Social and exploratory behavior correlates of parasite risk, with a case study of exploratory tendency, commensality, and parasitism in Kenyan rodents


Tuesday, April 4, 2017, 1:30pm


DeVore conference room, Room 529, Museum of Comparative Zoology, 26 Oxford Street

Collin McCabe will be giving a public presentation on his doctoral dissertation research.


Social learning and innovation are the behavioral underpinnings of culture in humans and other animals, but these processes can be difficult to quantify. Instead, exploratory tendencies of individuals and patterns of social contact within groups can serve as useful, measurable proxies for innovation and social learning, respectively. In my dissertation, I used complementary methods to investigate the costs of parasite infection that accompany social and exploratory behavior in a variety of taxa. For this particular presentation, I'll present current evidence for links between exploratory tendency, social contact, and parasite risk.

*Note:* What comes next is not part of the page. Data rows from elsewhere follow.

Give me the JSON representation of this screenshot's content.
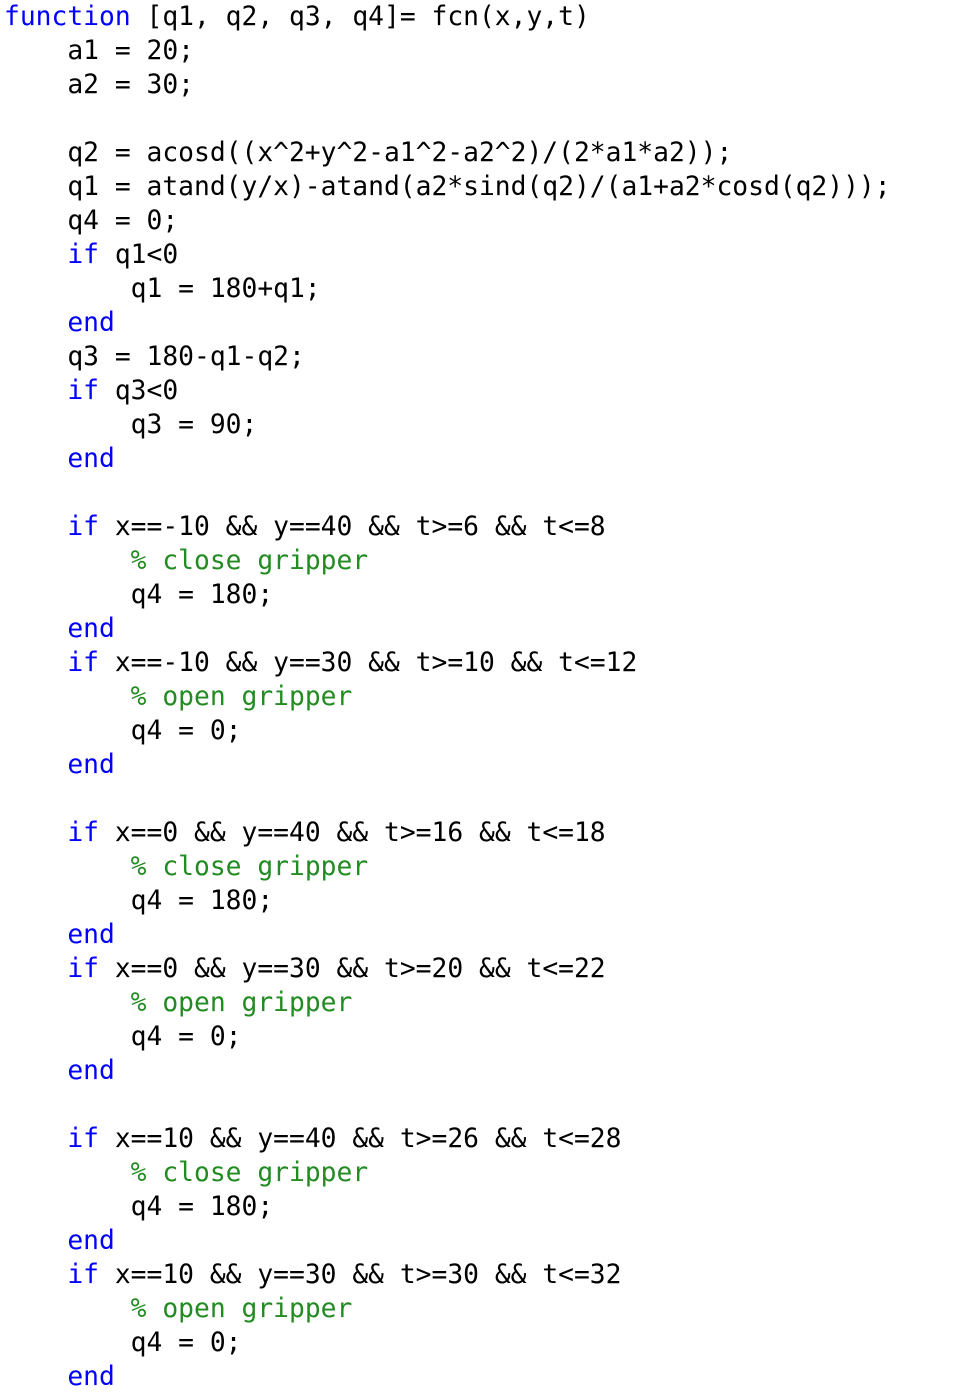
{
  "editor": {
    "colors": {
      "keyword": "#0000ff",
      "comment": "#228b22",
      "text": "#000000",
      "background": "#ffffff"
    },
    "lines": [
      [
        {
          "t": "keyword",
          "v": "function"
        },
        {
          "t": "text",
          "v": " [q1, q2, q3, q4]= fcn(x,y,t)"
        }
      ],
      [
        {
          "t": "text",
          "v": "    a1 = 20;"
        }
      ],
      [
        {
          "t": "text",
          "v": "    a2 = 30;"
        }
      ],
      [],
      [
        {
          "t": "text",
          "v": "    q2 = acosd((x^2+y^2-a1^2-a2^2)/(2*a1*a2));"
        }
      ],
      [
        {
          "t": "text",
          "v": "    q1 = atand(y/x)-atand(a2*sind(q2)/(a1+a2*cosd(q2)));"
        }
      ],
      [
        {
          "t": "text",
          "v": "    q4 = 0;"
        }
      ],
      [
        {
          "t": "text",
          "v": "    "
        },
        {
          "t": "keyword",
          "v": "if"
        },
        {
          "t": "text",
          "v": " q1<0"
        }
      ],
      [
        {
          "t": "text",
          "v": "        q1 = 180+q1;"
        }
      ],
      [
        {
          "t": "text",
          "v": "    "
        },
        {
          "t": "keyword",
          "v": "end"
        }
      ],
      [
        {
          "t": "text",
          "v": "    q3 = 180-q1-q2;"
        }
      ],
      [
        {
          "t": "text",
          "v": "    "
        },
        {
          "t": "keyword",
          "v": "if"
        },
        {
          "t": "text",
          "v": " q3<0"
        }
      ],
      [
        {
          "t": "text",
          "v": "        q3 = 90;"
        }
      ],
      [
        {
          "t": "text",
          "v": "    "
        },
        {
          "t": "keyword",
          "v": "end"
        }
      ],
      [],
      [
        {
          "t": "text",
          "v": "    "
        },
        {
          "t": "keyword",
          "v": "if"
        },
        {
          "t": "text",
          "v": " x==-10 && y==40 && t>=6 && t<=8"
        }
      ],
      [
        {
          "t": "text",
          "v": "        "
        },
        {
          "t": "comment",
          "v": "% close gripper"
        }
      ],
      [
        {
          "t": "text",
          "v": "        q4 = 180;"
        }
      ],
      [
        {
          "t": "text",
          "v": "    "
        },
        {
          "t": "keyword",
          "v": "end"
        }
      ],
      [
        {
          "t": "text",
          "v": "    "
        },
        {
          "t": "keyword",
          "v": "if"
        },
        {
          "t": "text",
          "v": " x==-10 && y==30 && t>=10 && t<=12"
        }
      ],
      [
        {
          "t": "text",
          "v": "        "
        },
        {
          "t": "comment",
          "v": "% open gripper"
        }
      ],
      [
        {
          "t": "text",
          "v": "        q4 = 0;"
        }
      ],
      [
        {
          "t": "text",
          "v": "    "
        },
        {
          "t": "keyword",
          "v": "end"
        }
      ],
      [],
      [
        {
          "t": "text",
          "v": "    "
        },
        {
          "t": "keyword",
          "v": "if"
        },
        {
          "t": "text",
          "v": " x==0 && y==40 && t>=16 && t<=18"
        }
      ],
      [
        {
          "t": "text",
          "v": "        "
        },
        {
          "t": "comment",
          "v": "% close gripper"
        }
      ],
      [
        {
          "t": "text",
          "v": "        q4 = 180;"
        }
      ],
      [
        {
          "t": "text",
          "v": "    "
        },
        {
          "t": "keyword",
          "v": "end"
        }
      ],
      [
        {
          "t": "text",
          "v": "    "
        },
        {
          "t": "keyword",
          "v": "if"
        },
        {
          "t": "text",
          "v": " x==0 && y==30 && t>=20 && t<=22"
        }
      ],
      [
        {
          "t": "text",
          "v": "        "
        },
        {
          "t": "comment",
          "v": "% open gripper"
        }
      ],
      [
        {
          "t": "text",
          "v": "        q4 = 0;"
        }
      ],
      [
        {
          "t": "text",
          "v": "    "
        },
        {
          "t": "keyword",
          "v": "end"
        }
      ],
      [],
      [
        {
          "t": "text",
          "v": "    "
        },
        {
          "t": "keyword",
          "v": "if"
        },
        {
          "t": "text",
          "v": " x==10 && y==40 && t>=26 && t<=28"
        }
      ],
      [
        {
          "t": "text",
          "v": "        "
        },
        {
          "t": "comment",
          "v": "% close gripper"
        }
      ],
      [
        {
          "t": "text",
          "v": "        q4 = 180;"
        }
      ],
      [
        {
          "t": "text",
          "v": "    "
        },
        {
          "t": "keyword",
          "v": "end"
        }
      ],
      [
        {
          "t": "text",
          "v": "    "
        },
        {
          "t": "keyword",
          "v": "if"
        },
        {
          "t": "text",
          "v": " x==10 && y==30 && t>=30 && t<=32"
        }
      ],
      [
        {
          "t": "text",
          "v": "        "
        },
        {
          "t": "comment",
          "v": "% open gripper"
        }
      ],
      [
        {
          "t": "text",
          "v": "        q4 = 0;"
        }
      ],
      [
        {
          "t": "text",
          "v": "    "
        },
        {
          "t": "keyword",
          "v": "end"
        }
      ]
    ]
  }
}
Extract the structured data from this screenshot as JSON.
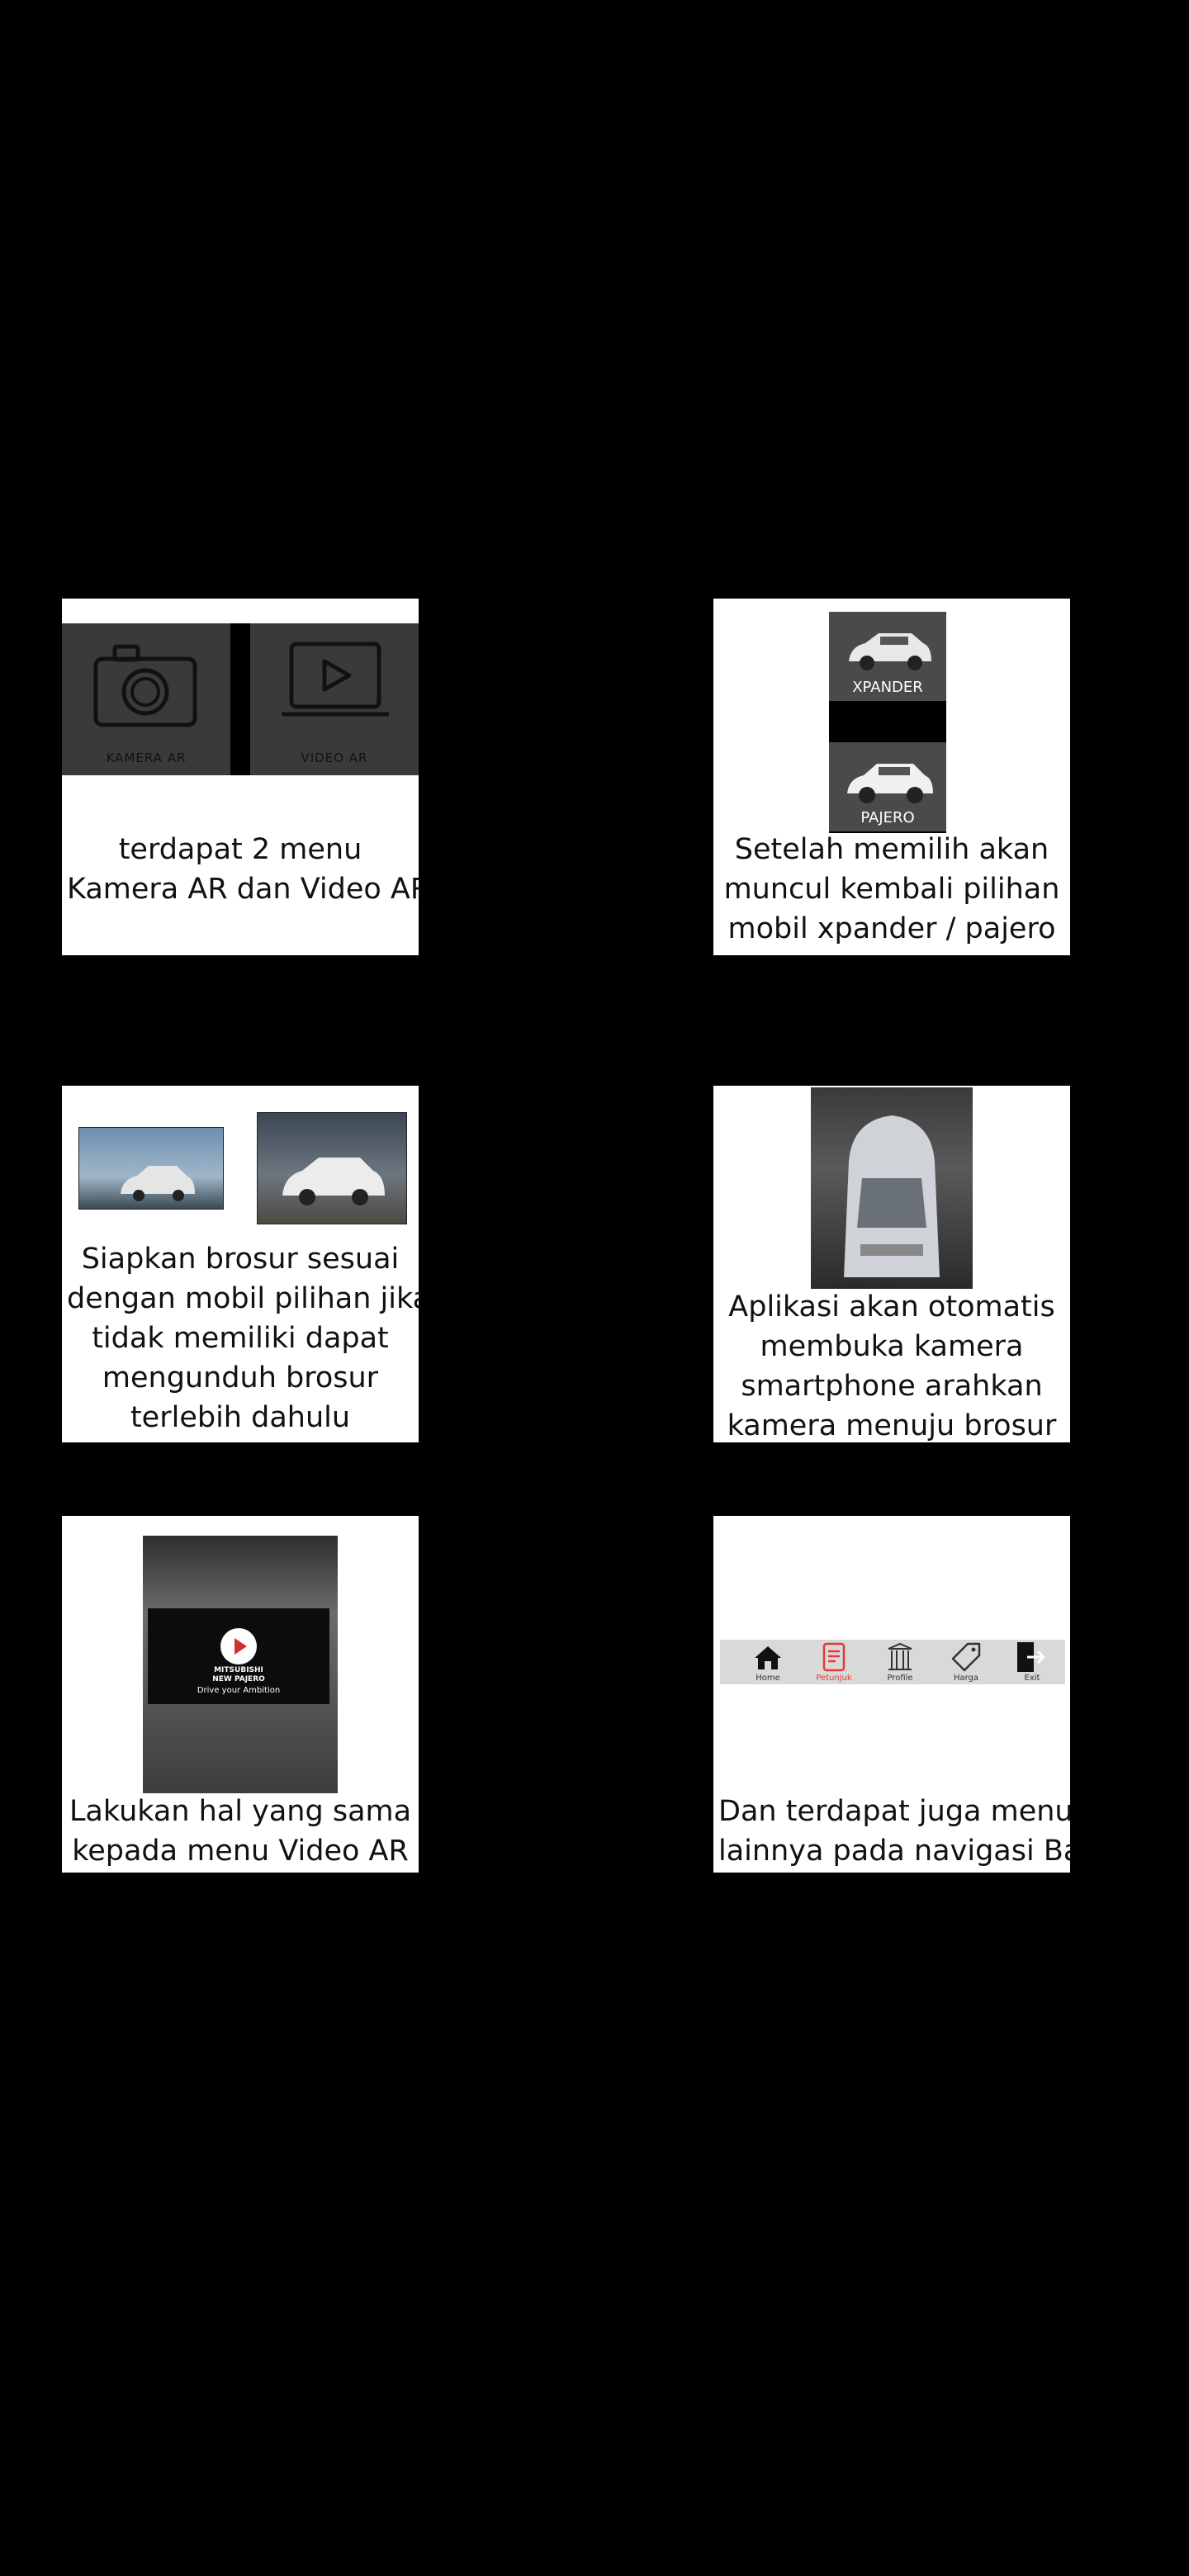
{
  "cards": [
    {
      "caption": [
        "terdapat 2 menu",
        "Kamera AR dan Video AR"
      ],
      "menus": [
        {
          "label": "KAMERA AR",
          "icon": "camera-icon"
        },
        {
          "label": "VIDEO AR",
          "icon": "monitor-play-icon"
        }
      ]
    },
    {
      "caption": [
        "Setelah memilih akan",
        "muncul kembali pilihan",
        "mobil xpander / pajero"
      ],
      "cars": [
        {
          "label": "XPANDER"
        },
        {
          "label": "PAJERO"
        }
      ]
    },
    {
      "caption": [
        "Siapkan brosur sesuai",
        "dengan mobil pilihan jika",
        "tidak memiliki dapat",
        "mengunduh brosur",
        "terlebih dahulu"
      ]
    },
    {
      "caption": [
        "Aplikasi akan otomatis",
        "membuka kamera",
        "smartphone arahkan",
        "kamera menuju brosur"
      ]
    },
    {
      "caption": [
        "Lakukan hal yang sama",
        "kepada menu Video AR"
      ],
      "video": {
        "brand": "MITSUBISHI",
        "model": "NEW PAJERO",
        "tagline": "Drive your Ambition"
      }
    },
    {
      "caption": [
        "Dan terdapat juga menu",
        "lainnya pada navigasi Bar"
      ],
      "nav": [
        {
          "label": "Home",
          "icon": "home-icon"
        },
        {
          "label": "Petunjuk",
          "icon": "guide-icon",
          "active": true
        },
        {
          "label": "Profile",
          "icon": "building-icon"
        },
        {
          "label": "Harga",
          "icon": "price-tag-icon"
        },
        {
          "label": "Exit",
          "icon": "exit-icon"
        }
      ]
    }
  ],
  "colors": {
    "background": "#000000",
    "card": "#ffffff",
    "active": "#e53935"
  }
}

Additionally, I'll discuss one case study in detail that investigates the association between exploratory tendencies and parasite infection in commensal and wild-living rodents of Kenya, as well as the implications that these patterns may hold for human parasite risk.


dissertation_defense_collin_mccabe_4-4-17.pdf307 KB